What you need to do >>
The listing that follows should be copied in full and exactly, with no pictures.

Input records >>
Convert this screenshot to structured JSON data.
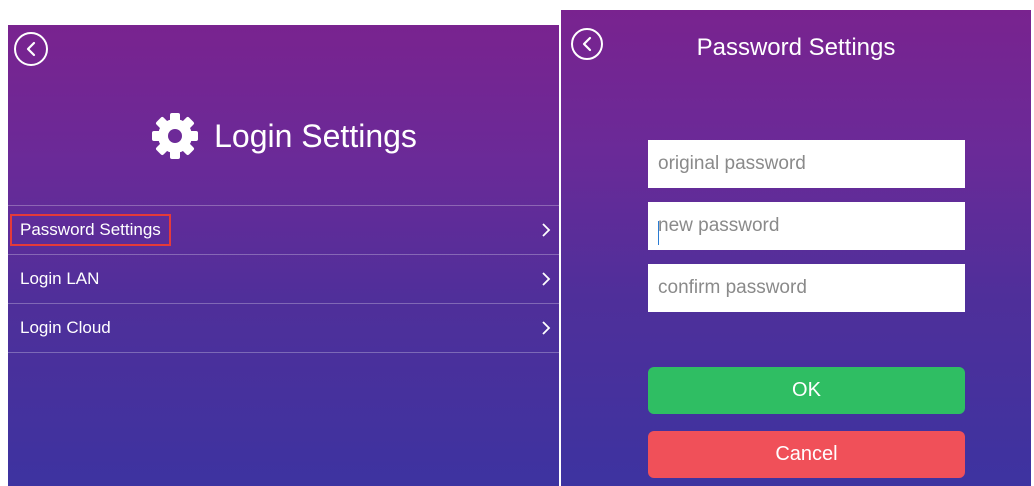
{
  "login_screen": {
    "title": "Login Settings",
    "icons": {
      "back": "back-arrow-circle-icon",
      "title": "gear-icon",
      "item_arrow": "chevron-right-icon"
    },
    "menu": [
      {
        "label": "Password Settings",
        "highlighted": true
      },
      {
        "label": "Login LAN"
      },
      {
        "label": "Login Cloud"
      }
    ]
  },
  "password_screen": {
    "title": "Password Settings",
    "fields": {
      "original": {
        "placeholder": "original password"
      },
      "new": {
        "placeholder": "new password",
        "focused": true
      },
      "confirm": {
        "placeholder": "confirm password"
      }
    },
    "ok_label": "OK",
    "cancel_label": "Cancel"
  },
  "colors": {
    "background_top": "#79238f",
    "background_bottom": "#3d33a0",
    "ok": "#2fbe63",
    "cancel": "#f05059",
    "highlight": "#e53a3a"
  }
}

Written response >>
Convert this screenshot to structured JSON data.
{
  "login_screen": {
    "title": "Login Settings",
    "icons": {
      "back": "back-arrow-circle-icon",
      "title": "gear-icon",
      "item_arrow": "chevron-right-icon"
    },
    "menu": [
      {
        "label": "Password Settings",
        "highlighted": true
      },
      {
        "label": "Login LAN"
      },
      {
        "label": "Login Cloud"
      }
    ]
  },
  "password_screen": {
    "title": "Password Settings",
    "fields": {
      "original": {
        "placeholder": "original password"
      },
      "new": {
        "placeholder": "new password",
        "focused": true
      },
      "confirm": {
        "placeholder": "confirm password"
      }
    },
    "ok_label": "OK",
    "cancel_label": "Cancel"
  },
  "colors": {
    "background_top": "#79238f",
    "background_bottom": "#3d33a0",
    "ok": "#2fbe63",
    "cancel": "#f05059",
    "highlight": "#e53a3a"
  }
}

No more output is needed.